» About this task
Show all the lines in the data below that include the word "watermark".

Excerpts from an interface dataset
= = = = =

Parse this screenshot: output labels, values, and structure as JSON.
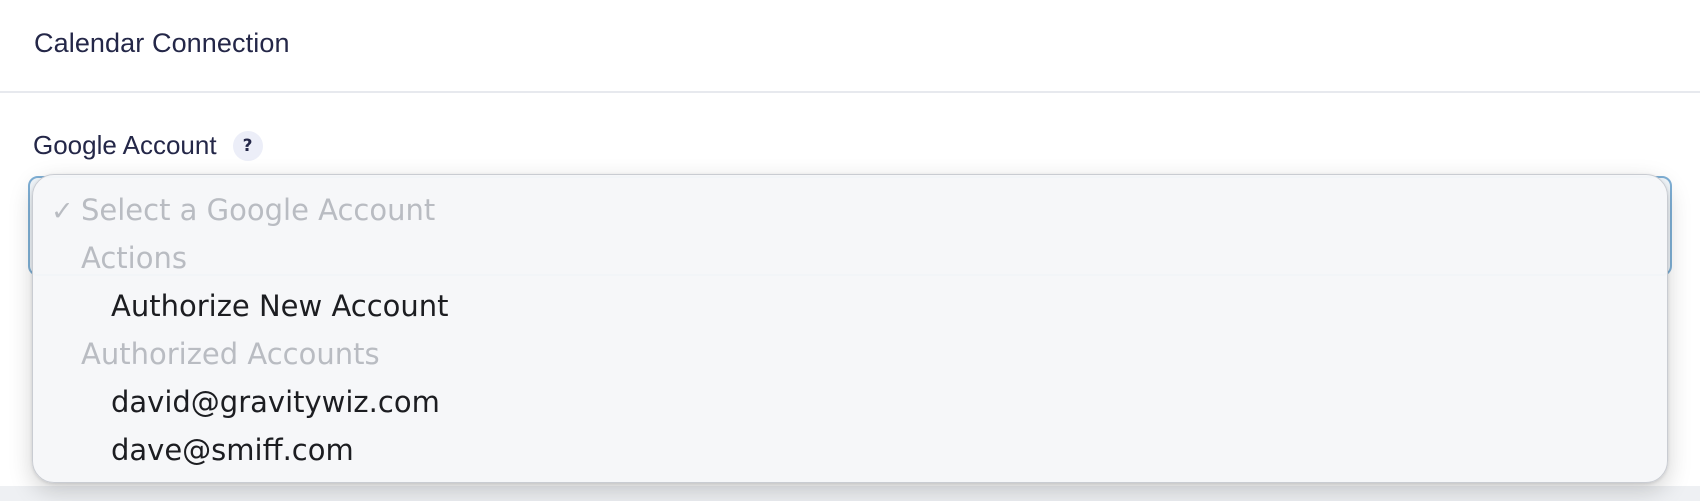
{
  "header": {
    "title": "Calendar Connection"
  },
  "field": {
    "label": "Google Account",
    "help_glyph": "?",
    "help_icon": "help-icon"
  },
  "dropdown": {
    "check_glyph": "✓",
    "selected_placeholder": "Select a Google Account",
    "groups": [
      {
        "label": "Actions",
        "options": [
          "Authorize New Account"
        ]
      },
      {
        "label": "Authorized Accounts",
        "options": [
          "david@gravitywiz.com",
          "dave@smiff.com"
        ]
      }
    ]
  },
  "colors": {
    "heading_text": "#242748",
    "disabled_option": "#b9bcc2",
    "select_border": "#7fb0d6"
  }
}
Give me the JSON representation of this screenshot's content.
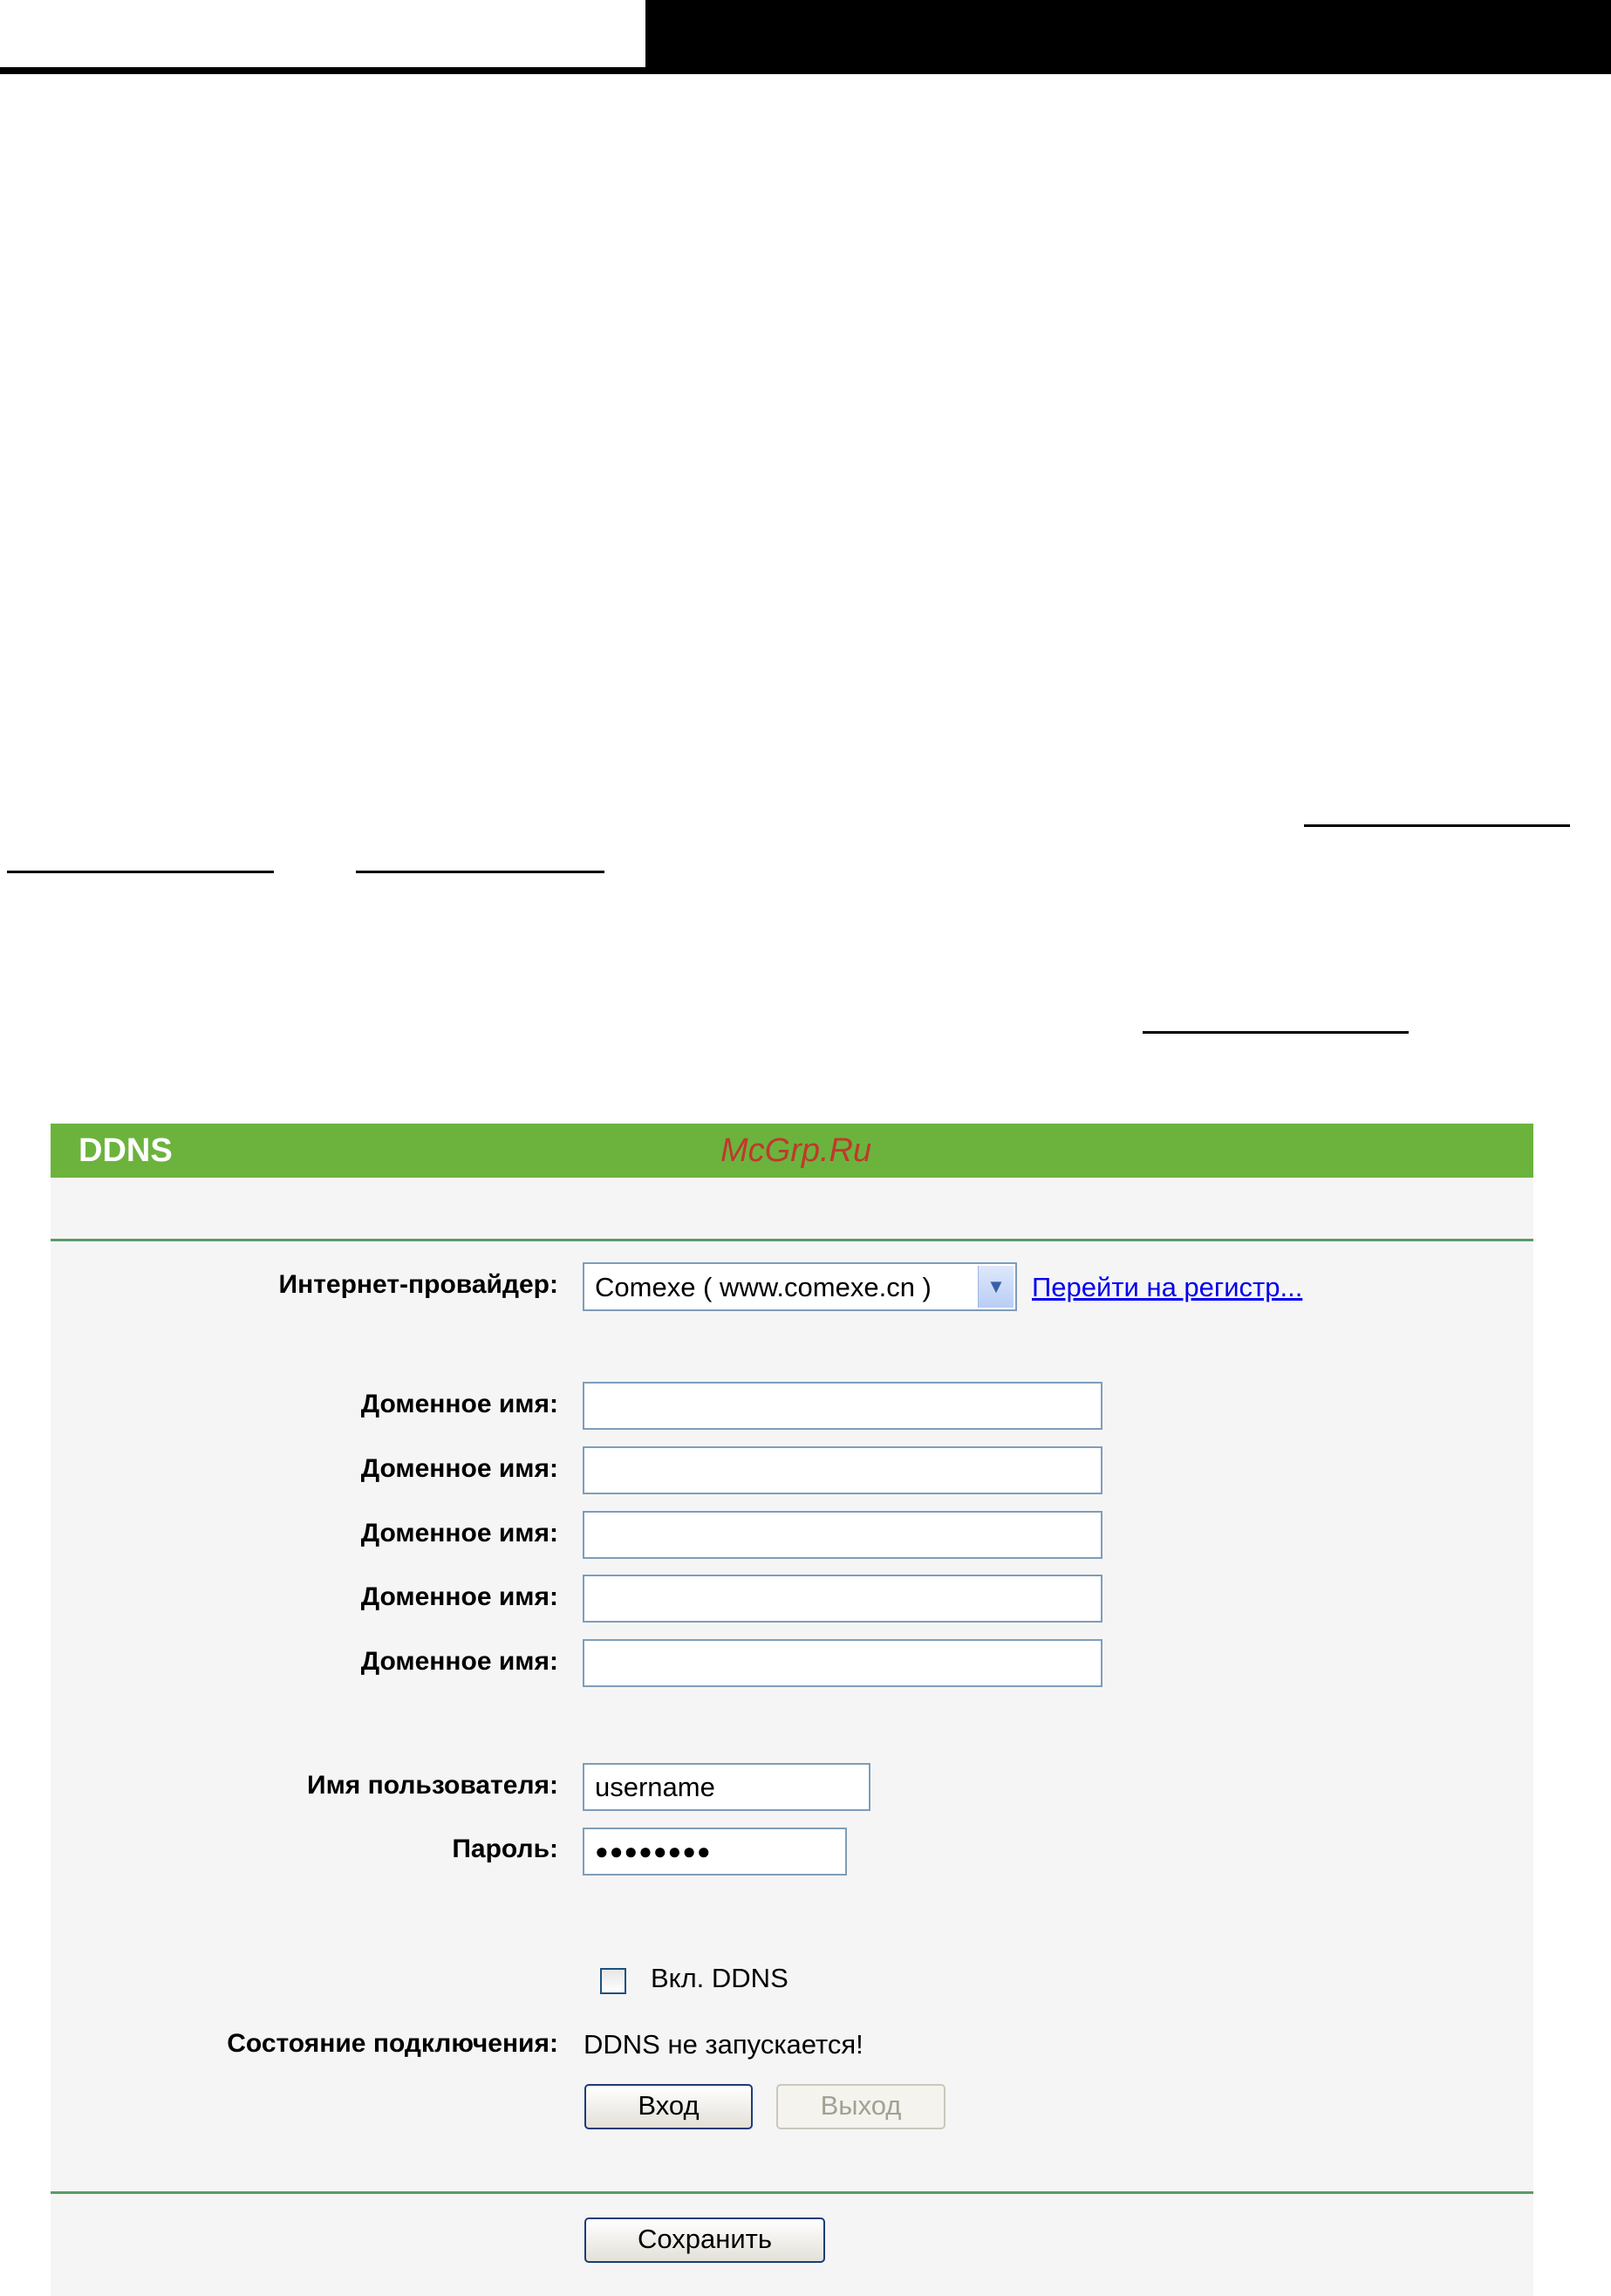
{
  "panel": {
    "title": "DDNS",
    "watermark": "McGrp.Ru"
  },
  "form": {
    "provider_label": "Интернет-провайдер:",
    "provider_value": "Comexe ( www.comexe.cn )",
    "register_link": "Перейти на регистр...",
    "domain_label": "Доменное имя:",
    "domains": [
      "",
      "",
      "",
      "",
      ""
    ],
    "username_label": "Имя пользователя:",
    "username_value": "username",
    "password_label": "Пароль:",
    "password_value": "●●●●●●●●",
    "enable_label": "Вкл. DDNS",
    "enable_checked": false,
    "status_label": "Состояние подключения:",
    "status_value": "DDNS не запускается!",
    "login_button": "Вход",
    "logout_button": "Выход",
    "save_button": "Сохранить"
  },
  "icons": {
    "dropdown": "chevron-down-icon",
    "checkbox": "checkbox-icon"
  },
  "colors": {
    "header_green": "#6cb33e",
    "panel_bg": "#f5f5f5",
    "separator": "#5a9a6a",
    "link": "#0000ee",
    "watermark": "#c0392b"
  }
}
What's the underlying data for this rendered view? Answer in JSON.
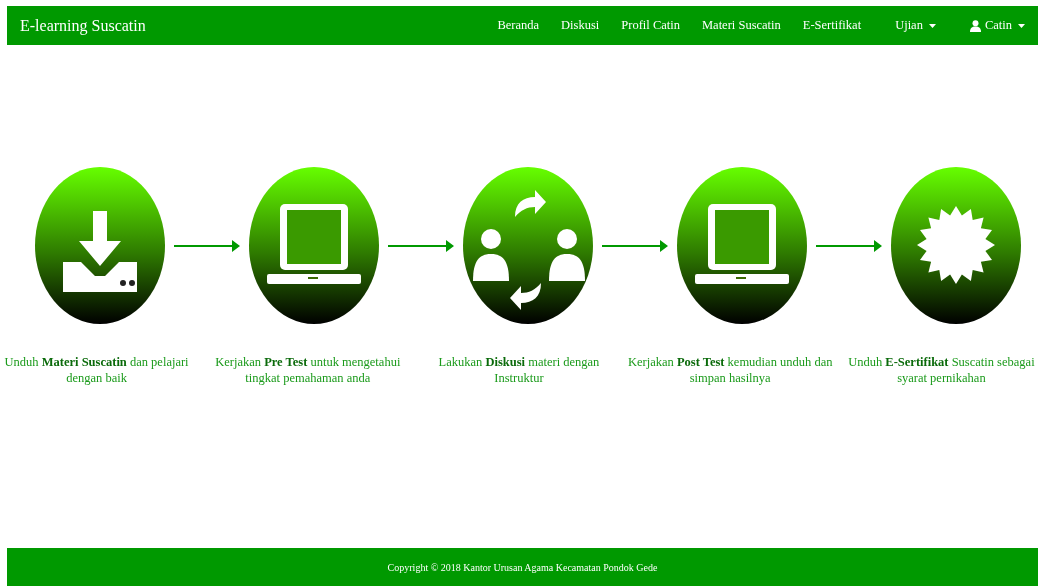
{
  "navbar": {
    "brand": "E-learning Suscatin",
    "items": [
      {
        "label": "Beranda",
        "kind": "link"
      },
      {
        "label": "Diskusi",
        "kind": "link"
      },
      {
        "label": "Profil Catin",
        "kind": "link"
      },
      {
        "label": "Materi Suscatin",
        "kind": "link"
      },
      {
        "label": "E-Sertifikat",
        "kind": "link"
      },
      {
        "label": "Ujian",
        "kind": "dropdown"
      },
      {
        "label": "Catin",
        "kind": "user-dropdown"
      }
    ]
  },
  "steps": [
    {
      "kind": "download",
      "caption": "Unduh **Materi Suscatin** dan pelajari dengan baik"
    },
    {
      "kind": "laptop",
      "caption": "Kerjakan **Pre Test** untuk mengetahui tingkat pemahaman anda"
    },
    {
      "kind": "discussion",
      "caption": "Lakukan **Diskusi** materi dengan Instruktur"
    },
    {
      "kind": "laptop",
      "caption": "Kerjakan **Post Test** kemudian unduh dan simpan hasilnya"
    },
    {
      "kind": "badge",
      "caption": "Unduh **E-Sertifikat** Suscatin sebagai syarat pernikahan"
    }
  ],
  "footer": {
    "text": "Copyright © 2018 Kantor Urusan Agama Kecamatan Pondok Gede"
  }
}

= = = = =

» Answer to the exercise
    "watermark": "McGrp.Ru"
    "watermark": "#c0392b"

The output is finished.